Continuous deep sedation for patients nearing death in the Netherlands: descriptive study

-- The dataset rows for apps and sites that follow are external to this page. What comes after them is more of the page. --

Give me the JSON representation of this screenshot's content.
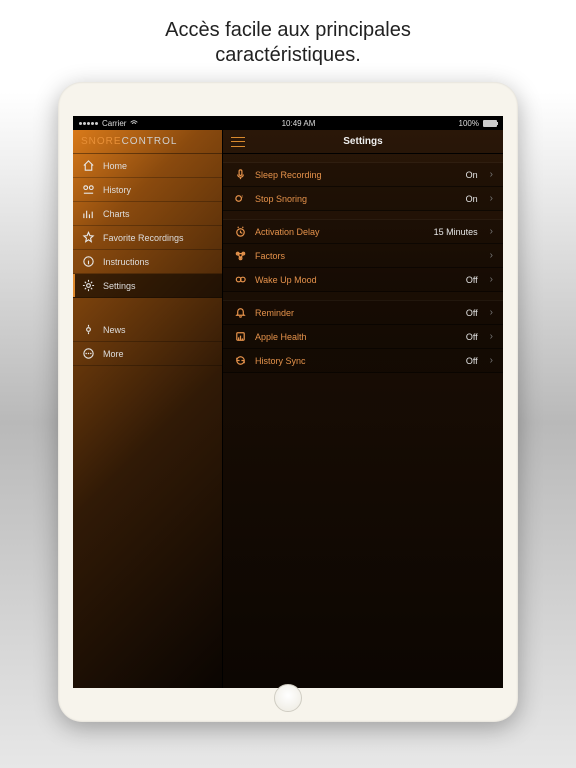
{
  "promo": {
    "line1": "Accès facile aux principales",
    "line2": "caractéristiques."
  },
  "statusbar": {
    "carrier": "Carrier",
    "time": "10:49 AM",
    "battery": "100%"
  },
  "brand": {
    "part1": "SNORE",
    "part2": "CONTROL"
  },
  "sidebar": {
    "items": [
      {
        "label": "Home",
        "icon": "home-icon"
      },
      {
        "label": "History",
        "icon": "history-icon"
      },
      {
        "label": "Charts",
        "icon": "charts-icon"
      },
      {
        "label": "Favorite Recordings",
        "icon": "star-icon"
      },
      {
        "label": "Instructions",
        "icon": "info-icon"
      },
      {
        "label": "Settings",
        "icon": "gear-icon",
        "selected": true
      }
    ],
    "more": [
      {
        "label": "News",
        "icon": "news-icon"
      },
      {
        "label": "More",
        "icon": "more-icon"
      }
    ]
  },
  "content": {
    "title": "Settings",
    "groups": [
      [
        {
          "label": "Sleep Recording",
          "value": "On",
          "icon": "mic-icon"
        },
        {
          "label": "Stop Snoring",
          "value": "On",
          "icon": "zzz-icon"
        }
      ],
      [
        {
          "label": "Activation Delay",
          "value": "15 Minutes",
          "icon": "clock-icon"
        },
        {
          "label": "Factors",
          "value": "",
          "icon": "factors-icon"
        },
        {
          "label": "Wake Up Mood",
          "value": "Off",
          "icon": "mood-icon"
        }
      ],
      [
        {
          "label": "Reminder",
          "value": "Off",
          "icon": "bell-icon"
        },
        {
          "label": "Apple Health",
          "value": "Off",
          "icon": "health-icon"
        },
        {
          "label": "History Sync",
          "value": "Off",
          "icon": "sync-icon"
        }
      ]
    ]
  }
}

Objectives To study the practice of continuous deep sedation in 2005 in the Netherlands and compare it with findings from 2001. Design Questionnaire study about random samples of deaths reported to a central death registry in 2005 and 2001. Setting Nationwide physician study in the Netherlands. Participants Reporting physicians received a questionnaire about the medical decisions that preceded the patient’s death; 78% (n=6860) responded in 2005 and 74% (n=5617) in 2001. Main outcome measures Characteristics of continuous deep sedation (attending physician, types of patients, drugs used, duration, estimated effect on shortening life, palliative consultation). Requests for euthanasia. Results The use of continuous deep sedation increased from 5.6% (95% confidence interval 5.0% to 6.2%) of deaths in 2001 to 7.1% (6.5% to 7.6%) in 2005, mostly in patients treated by general practitioners and in those with cancer (in 2005, 47% of sedated patients had cancer v 33% in 2001). In 83% of cases sedation was induced by benzodiazepines, and in 94% patients were sedated for periods of less than one week until death. Nine per cent of those who received continuous deep sedation had previously requested euthanasia but their requests were not granted. Nine per cent of the physicians had consulted a palliative expert. Conclusions The increased use of continuous deep sedation for patients nearing death in the Netherlands and the limited use of palliative consultation suggests that this practice is increasingly considered as part of regular medical practice.
|Persistent URL||dx.doi.org/10.1136/bmj.39504.531505.25, hdl.handle.net/1765/13685|
|Series||Department of Public Health (Erasmus MC)|
|Journal||B M J (Clinical Research Edition)|
Rietjens, J.A.C, van Delden, J.J.M, Onwuteaka-Philipsen, B.D, Buiting, H.M, van der Maas, P.J, & van der Heide, A. (2008). Continuous deep sedation for patients nearing death in the Netherlands: descriptive study. B M J (Clinical Research Edition), 336(7648), 810–813. doi:10.1136/bmj.39504.531505.25